In this complex and often intense work, Newman (history, Univ. of Florida) examines the impact of racism and ethnography on feminist thought from the end of the Civil War to the 1920s. This period saw the widespread acceptance of Darwinian theories as well as the rise of American imperialism, both of which influenced the white middle-class women who comprised the leadership of the suffrage and women's rights movements. Hoping to elevate their own limited role in an entrenched patriarchal society, these women redefined their sphere to include the preservation of white bourgeois civilization and the education of primitive peoples. Newman focuses on the writings and activities of a select group of elite white women, including Charlotte Perkins Gilman, Mary Roberts Smith Coolidge, May French Sheldon, and Alice Fletcher. She contributes a fresh perspective on the development of women's philosophical growth in the 19th century, but the aridity of the prose will limit the appeal of this book to academic libraries.‘Rose M. Cichy, Osterhout Free Lib., Wilkes-Barre, PA (c) Copyright 2010. Library Journals LLC, a wholly owned subsidiary of Media Source, Inc. No redistribution permitted.

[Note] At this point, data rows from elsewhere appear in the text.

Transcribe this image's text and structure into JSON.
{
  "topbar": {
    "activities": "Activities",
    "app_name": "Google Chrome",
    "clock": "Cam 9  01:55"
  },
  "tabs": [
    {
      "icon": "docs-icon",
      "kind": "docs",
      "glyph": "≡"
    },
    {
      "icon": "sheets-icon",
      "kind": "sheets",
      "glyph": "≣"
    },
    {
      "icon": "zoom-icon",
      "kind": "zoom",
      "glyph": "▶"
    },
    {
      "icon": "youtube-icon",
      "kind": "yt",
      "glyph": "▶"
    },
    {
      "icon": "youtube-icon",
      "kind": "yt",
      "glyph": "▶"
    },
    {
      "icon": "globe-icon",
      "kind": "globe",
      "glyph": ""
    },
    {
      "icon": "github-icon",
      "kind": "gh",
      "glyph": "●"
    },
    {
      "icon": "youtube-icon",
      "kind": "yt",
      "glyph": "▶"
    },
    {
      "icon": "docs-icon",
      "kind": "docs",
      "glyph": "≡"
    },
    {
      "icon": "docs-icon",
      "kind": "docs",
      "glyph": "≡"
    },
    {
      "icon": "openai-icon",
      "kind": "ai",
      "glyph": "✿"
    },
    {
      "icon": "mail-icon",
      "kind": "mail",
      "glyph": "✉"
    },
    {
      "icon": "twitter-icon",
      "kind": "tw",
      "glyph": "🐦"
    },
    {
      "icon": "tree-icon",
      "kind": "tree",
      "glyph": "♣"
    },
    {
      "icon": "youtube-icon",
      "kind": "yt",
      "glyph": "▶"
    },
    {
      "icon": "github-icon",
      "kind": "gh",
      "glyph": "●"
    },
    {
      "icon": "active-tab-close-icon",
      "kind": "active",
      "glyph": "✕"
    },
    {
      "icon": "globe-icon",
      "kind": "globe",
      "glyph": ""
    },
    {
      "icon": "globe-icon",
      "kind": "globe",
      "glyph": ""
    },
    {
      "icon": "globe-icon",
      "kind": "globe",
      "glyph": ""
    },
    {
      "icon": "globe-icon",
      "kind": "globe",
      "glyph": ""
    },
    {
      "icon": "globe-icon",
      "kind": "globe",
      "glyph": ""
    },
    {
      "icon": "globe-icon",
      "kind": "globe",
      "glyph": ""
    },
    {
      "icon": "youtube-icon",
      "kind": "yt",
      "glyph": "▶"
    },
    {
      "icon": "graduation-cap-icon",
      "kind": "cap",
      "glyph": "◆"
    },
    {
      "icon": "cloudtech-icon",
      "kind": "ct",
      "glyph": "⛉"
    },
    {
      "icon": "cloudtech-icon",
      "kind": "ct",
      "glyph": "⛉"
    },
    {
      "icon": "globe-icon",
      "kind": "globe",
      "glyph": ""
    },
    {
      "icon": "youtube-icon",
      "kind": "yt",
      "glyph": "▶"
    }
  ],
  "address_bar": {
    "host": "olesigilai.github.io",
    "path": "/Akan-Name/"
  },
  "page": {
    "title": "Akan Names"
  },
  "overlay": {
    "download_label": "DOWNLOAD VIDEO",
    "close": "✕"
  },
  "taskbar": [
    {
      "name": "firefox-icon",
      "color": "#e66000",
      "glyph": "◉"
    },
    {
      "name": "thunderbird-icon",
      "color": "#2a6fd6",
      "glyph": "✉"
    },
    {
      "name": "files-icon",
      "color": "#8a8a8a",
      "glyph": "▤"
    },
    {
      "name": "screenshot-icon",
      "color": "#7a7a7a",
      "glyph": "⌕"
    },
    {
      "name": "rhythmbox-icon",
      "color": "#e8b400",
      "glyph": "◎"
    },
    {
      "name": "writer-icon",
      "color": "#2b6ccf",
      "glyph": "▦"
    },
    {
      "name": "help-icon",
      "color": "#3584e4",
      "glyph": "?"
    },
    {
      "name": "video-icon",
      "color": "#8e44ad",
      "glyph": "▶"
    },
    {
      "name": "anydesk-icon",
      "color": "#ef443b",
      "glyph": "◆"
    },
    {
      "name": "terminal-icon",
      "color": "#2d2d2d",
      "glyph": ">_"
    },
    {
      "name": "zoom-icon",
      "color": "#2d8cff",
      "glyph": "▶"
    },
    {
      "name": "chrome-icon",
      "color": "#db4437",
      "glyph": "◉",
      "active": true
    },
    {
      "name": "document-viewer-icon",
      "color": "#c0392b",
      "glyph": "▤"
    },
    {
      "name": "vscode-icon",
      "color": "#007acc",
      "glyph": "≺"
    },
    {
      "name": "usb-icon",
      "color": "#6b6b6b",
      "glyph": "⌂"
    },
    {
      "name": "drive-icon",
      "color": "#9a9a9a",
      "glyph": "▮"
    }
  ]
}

Choice Review

In an amply documented scholarly study, Newman asserts that feminist thinkers from 1870 to 1920 used racist evolutionist and imperialist theories of sociology and anthropology "to empower themselves as central players in civilization-work [and to] delegitimize dissent from nonwhite and non-Christian women." Arguing on the one hand that the protection of women was what distinguished advanced from primitive civilizations, turn-of-the-century feminists then argued, on the other hand, for a public role for highly civilized, white middle-class Christian women in assimilating "primitives." Newman "rejects the premise that feminism, in any of its late nineteenth- or early twentieth-century incarnations, was an egalitarian movement." She makes this critique not to dismiss feminism, but to "help us imagine new departures." Highly readable intellectual biographies (Catharine Beecher, Mary Abigail Dodge, May French-Sheldon, Alice Cunningham Fletcher, Charlotte Perkins Gilman, Mary Roberts Smith Coolidge, and Margaret Mead) illustrate the complexities and ironic contradictions within turn-of-the-century feminism. Picture postcards show how these ideas were portrayed in popular culture. Joining historical, ethnographic, and philosophical scholarship, White Women's Rights is an important addition to the study of US racism. A provocative and challenging book, marred only by extremely small and fine print. Upper-division undergraduates and above. S. S. Arpad; California State University, Fresno

Table of Contents

Acknowledgmentsp. v
Introduction Woman's Rights, Race, and Imperialismp. 3
1 Evolution, Woman's Rights, and Civilizing Missionsp. 22
2 The Making of a White Female Citizenry Suffragism, Antisuffragism, and Racep. 56
3 The Politics of Patriarchal Protectionp. 86
4 A Feminist Explores Africa May French-Sheldon's Subversion of Patriarchal Protectionp. 102
5 Assimilating Primitivesp. 116
6 Eliminating Sex Distinctions from Civilizationp. 132
7 Coming of Age, but Not in Samoap. 158
Conclusion Coming to Termsp. 181
Notesp. 187
Selected Bibliographyp. 229
Indexp. 253